• TRY IT: Go through the records and extract every line with the word "icon".

• DATA UNDER STUDY:

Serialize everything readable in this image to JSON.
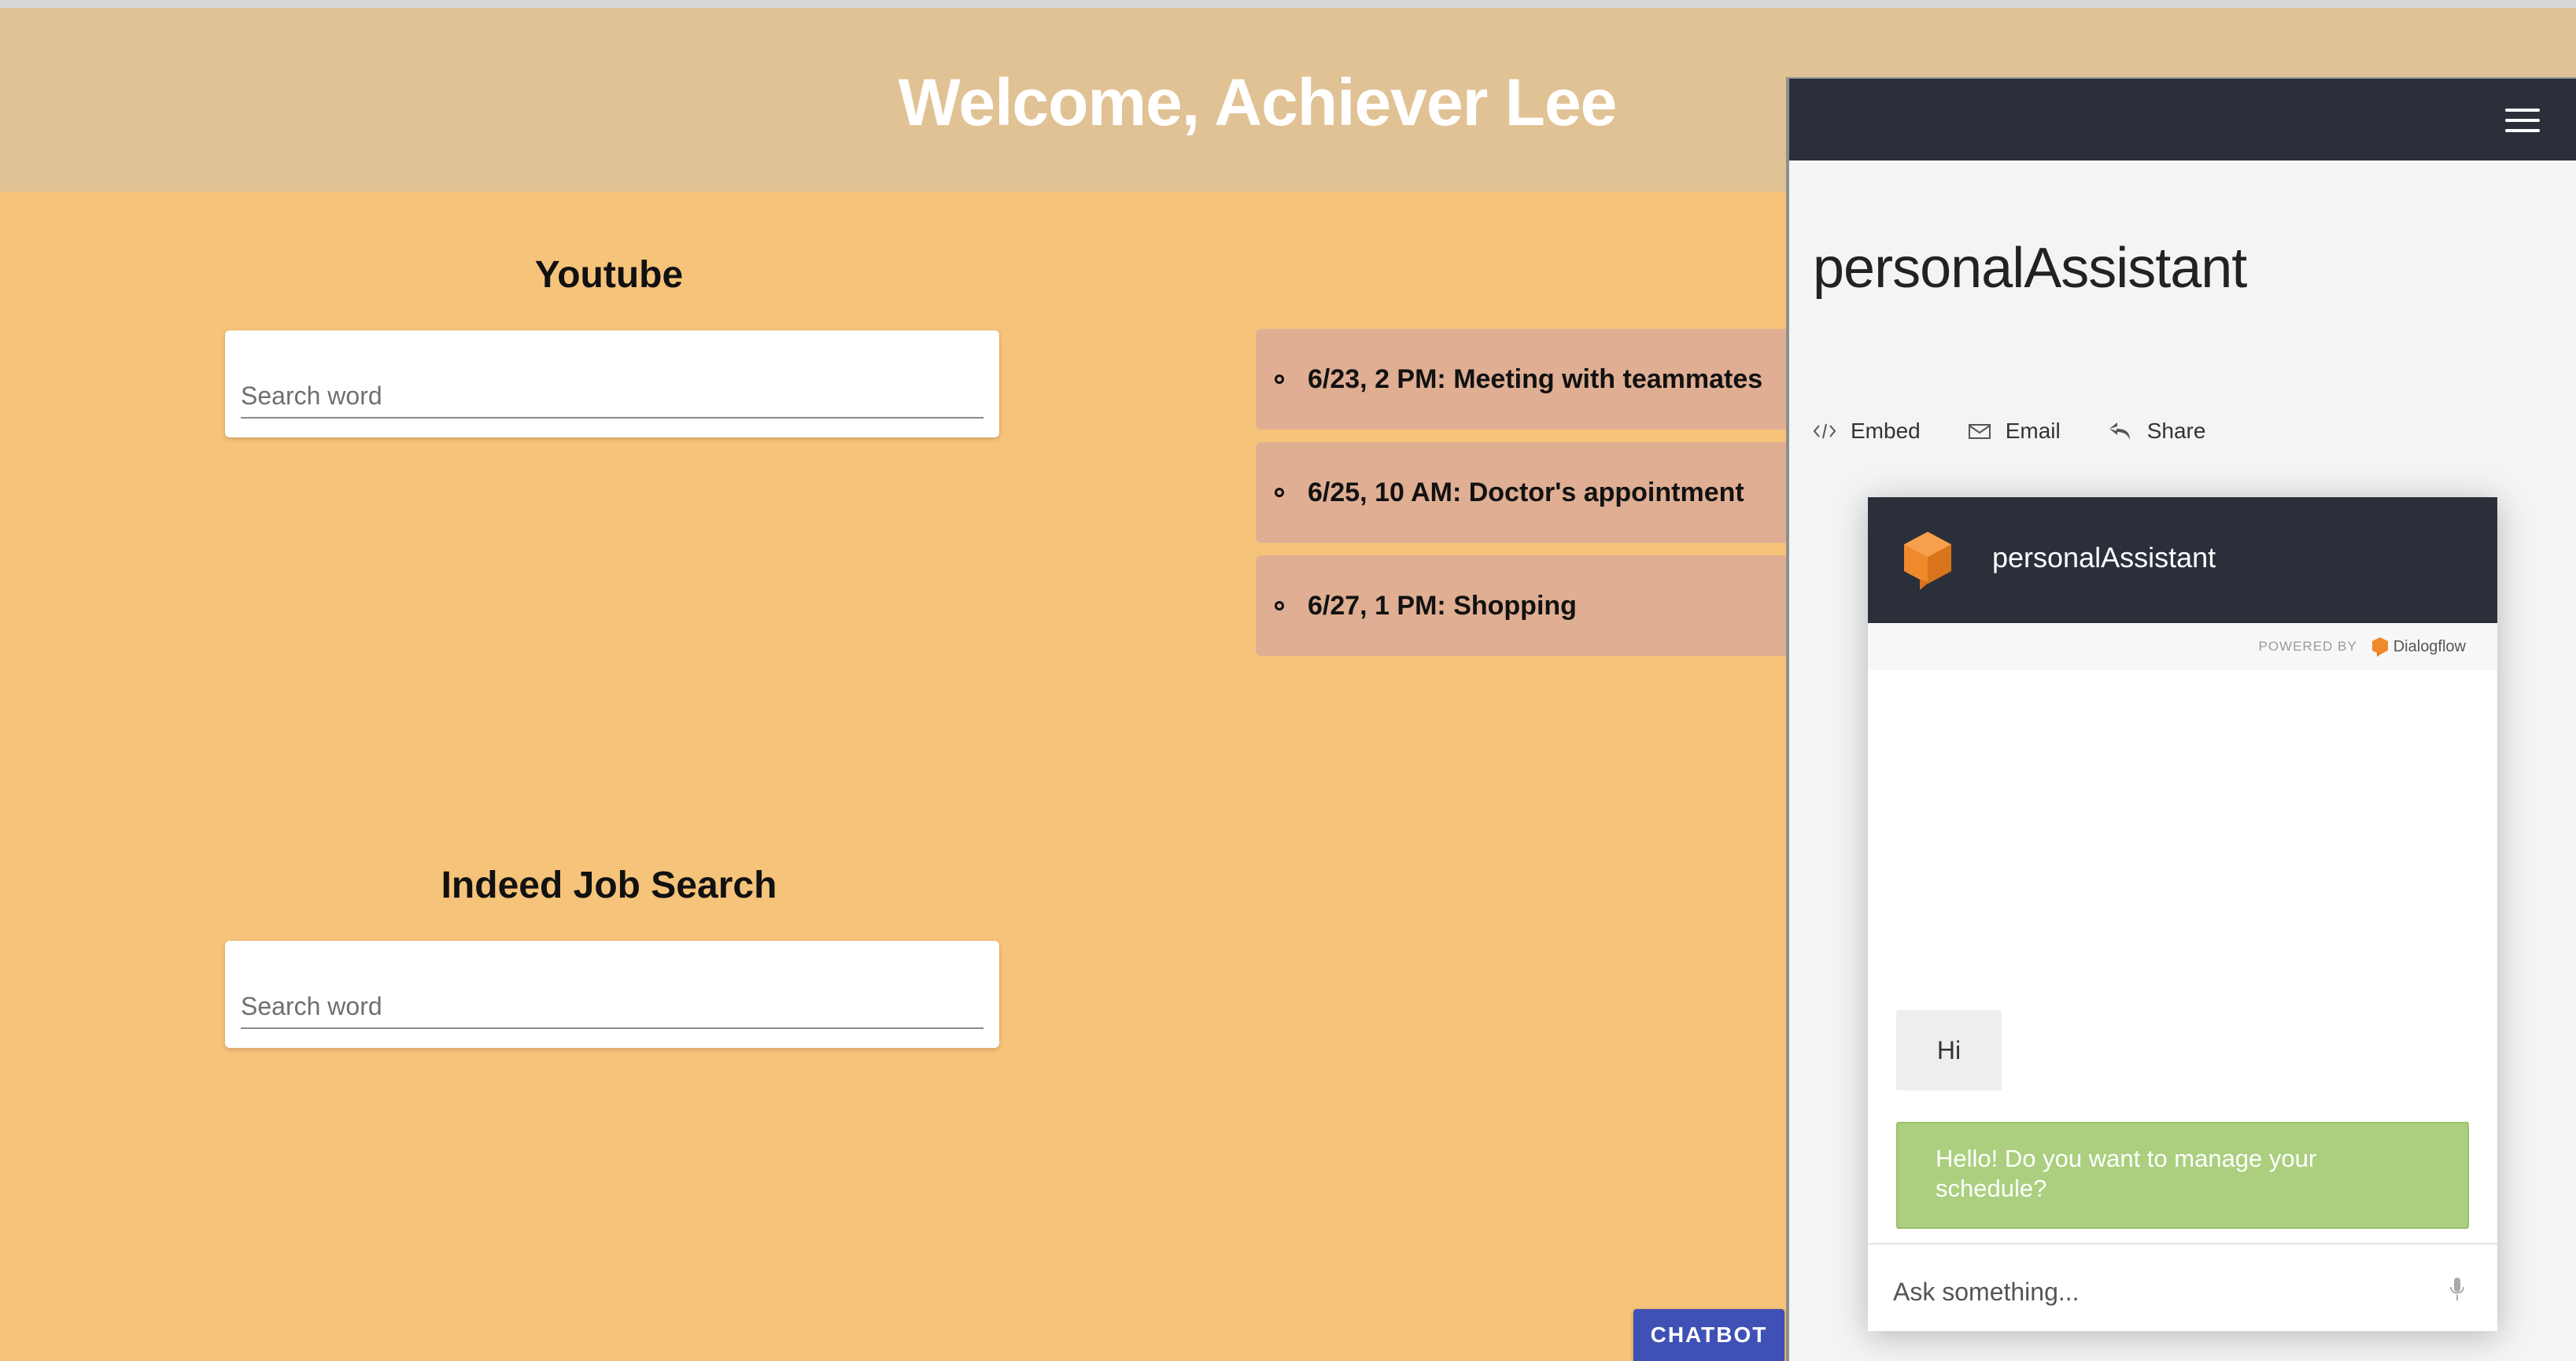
{
  "header": {
    "title": "Welcome, Achiever Lee"
  },
  "youtube": {
    "title": "Youtube",
    "placeholder": "Search word"
  },
  "indeed": {
    "title": "Indeed Job Search",
    "placeholder": "Search word"
  },
  "events": [
    {
      "text": "6/23, 2 PM: Meeting with teammates"
    },
    {
      "text": "6/25, 10 AM: Doctor's appointment"
    },
    {
      "text": "6/27, 1 PM: Shopping"
    }
  ],
  "chatbot_button": {
    "label": "CHATBOT"
  },
  "dialogflow": {
    "title": "personalAssistant",
    "actions": {
      "embed": "Embed",
      "email": "Email",
      "share": "Share"
    },
    "widget": {
      "name": "personalAssistant",
      "powered_by": "POWERED BY",
      "brand": "Dialogflow",
      "messages": {
        "user": "Hi",
        "bot": "Hello! Do you want to manage your schedule?"
      },
      "input_placeholder": "Ask something..."
    }
  },
  "colors": {
    "page_bg": "#f6c37a",
    "header_bg": "#e1c295",
    "event_bg": "#dfae93",
    "chatbot_button": "#3f51b5",
    "df_dark": "#2b2f3a",
    "bot_bubble": "#abcf7f",
    "dialogflow_orange": "#ef8a2c"
  }
}
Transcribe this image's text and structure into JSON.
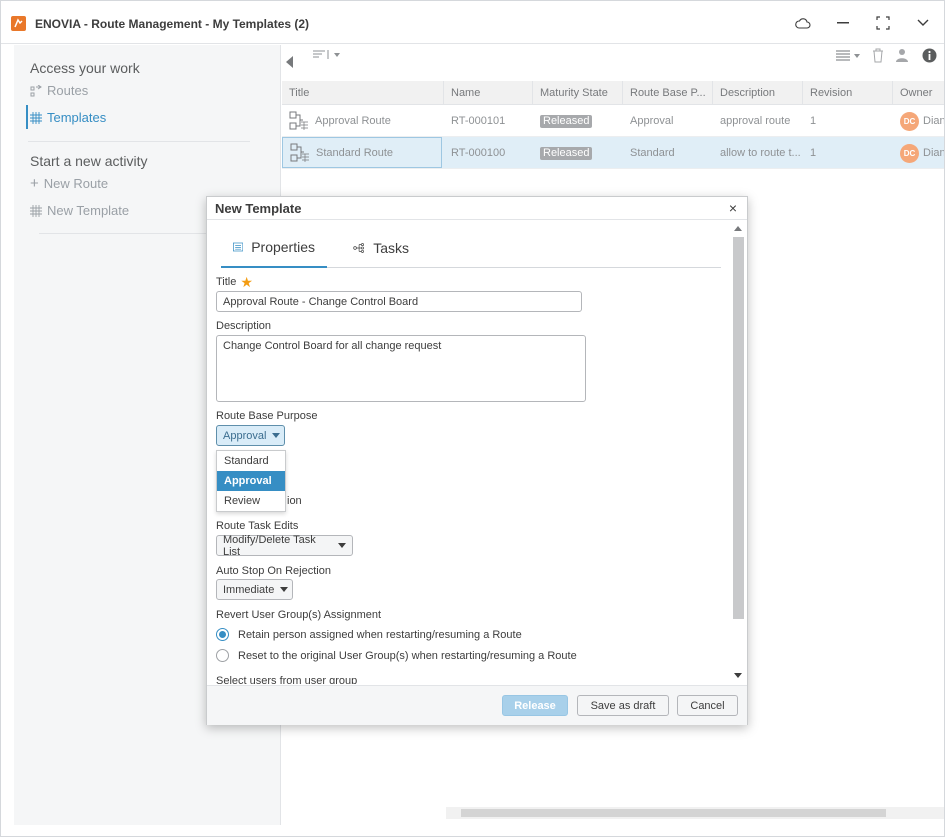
{
  "window": {
    "title": "ENOVIA - Route Management - My Templates (2)"
  },
  "left_panel": {
    "section_access": "Access your work",
    "routes": "Routes",
    "templates": "Templates",
    "section_start": "Start a new activity",
    "new_route": "New Route",
    "new_template": "New Template"
  },
  "grid": {
    "columns": [
      "Title",
      "Name",
      "Maturity State",
      "Route Base P...",
      "Description",
      "Revision",
      "Owner"
    ],
    "rows": [
      {
        "title": "Approval Route",
        "name": "RT-000101",
        "state": "Released",
        "purpose": "Approval",
        "description": "approval route",
        "revision": "1",
        "owner_initials": "DC",
        "owner": "Dian"
      },
      {
        "title": "Standard Route",
        "name": "RT-000100",
        "state": "Released",
        "purpose": "Standard",
        "description": "allow to route t...",
        "revision": "1",
        "owner_initials": "DC",
        "owner": "Dian"
      }
    ]
  },
  "dialog": {
    "title": "New Template",
    "close": "×",
    "tabs": [
      "Properties",
      "Tasks"
    ],
    "title_label": "Title",
    "title_value": "Approval Route - Change Control Board",
    "description_label": "Description",
    "description_value": "Change Control Board for all change request",
    "purpose_label": "Route Base Purpose",
    "purpose_value": "Approval",
    "purpose_options": [
      "Standard",
      "Approval",
      "Review"
    ],
    "hidden_label_tail": "ion",
    "task_edits_label": "Route Task Edits",
    "task_edits_value": "Modify/Delete Task List",
    "auto_stop_label": "Auto Stop On Rejection",
    "auto_stop_value": "Immediate",
    "revert_label": "Revert User Group(s) Assignment",
    "revert_options": [
      "Retain person assigned when restarting/resuming a Route",
      "Reset to the original User Group(s) when restarting/resuming a Route"
    ],
    "select_users_label": "Select users from user group",
    "buttons": {
      "release": "Release",
      "save_draft": "Save as draft",
      "cancel": "Cancel"
    }
  },
  "colors": {
    "accent": "#368ec4",
    "brand": "#e9782a",
    "badge": "#a7a9ac",
    "avatar": "#f5a778"
  }
}
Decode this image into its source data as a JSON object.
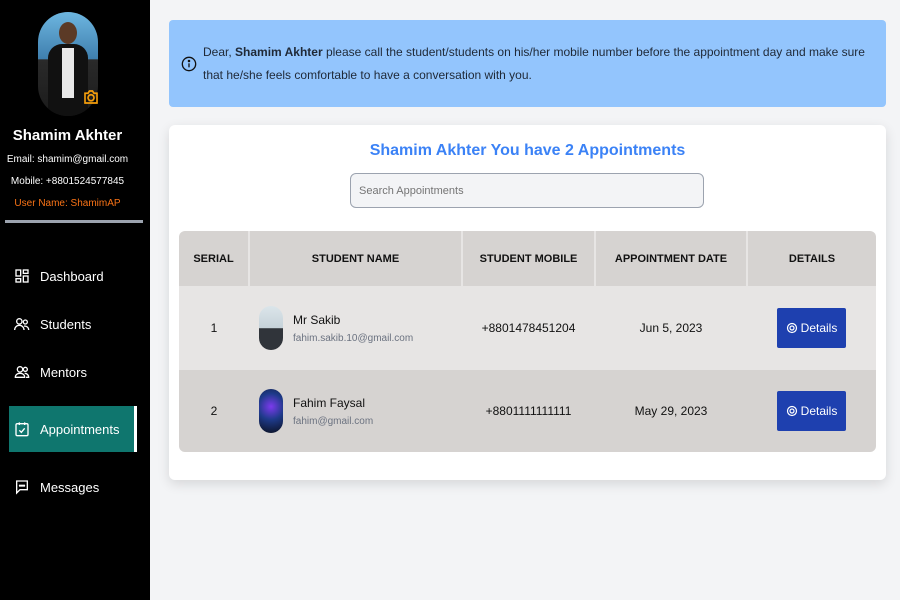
{
  "profile": {
    "name": "Shamim Akhter",
    "email": "Email: shamim@gmail.com",
    "mobile": "Mobile: +8801524577845",
    "username": "User Name: ShamimAP"
  },
  "nav": {
    "items": [
      {
        "label": "Dashboard",
        "icon": "dashboard-icon"
      },
      {
        "label": "Students",
        "icon": "users-icon"
      },
      {
        "label": "Mentors",
        "icon": "mentors-icon"
      },
      {
        "label": "Appointments",
        "icon": "calendar-check-icon",
        "active": true
      },
      {
        "label": "Messages",
        "icon": "message-icon"
      }
    ]
  },
  "banner": {
    "prefix": "Dear,",
    "name": "Shamim Akhter",
    "text": "please call the student/students on his/her mobile number before the appointment day and make sure that he/she feels comfortable to have a conversation with you."
  },
  "appointments": {
    "title": "Shamim Akhter You have 2 Appointments",
    "search_placeholder": "Search Appointments",
    "columns": [
      "SERIAL",
      "STUDENT NAME",
      "STUDENT MOBILE",
      "APPOINTMENT DATE",
      "DETAILS"
    ],
    "rows": [
      {
        "serial": "1",
        "name": "Mr Sakib",
        "email": "fahim.sakib.10@gmail.com",
        "mobile": "+8801478451204",
        "date": "Jun 5, 2023",
        "details": "Details"
      },
      {
        "serial": "2",
        "name": "Fahim Faysal",
        "email": "fahim@gmail.com",
        "mobile": "+8801111111111",
        "date": "May 29, 2023",
        "details": "Details"
      }
    ]
  },
  "colors": {
    "sidebar_bg": "#000000",
    "active_nav": "#0f766e",
    "banner_bg": "#93c5fd",
    "title_blue": "#3b82f6",
    "button_blue": "#1e40af",
    "username_orange": "#f97316"
  }
}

• PROBLEM SOLUTION:
        "icon": "dashboard-icon"
        "icon": "users-icon"
        "icon": "mentors-icon"
        "icon": "calendar-check-icon",
        "icon": "message-icon"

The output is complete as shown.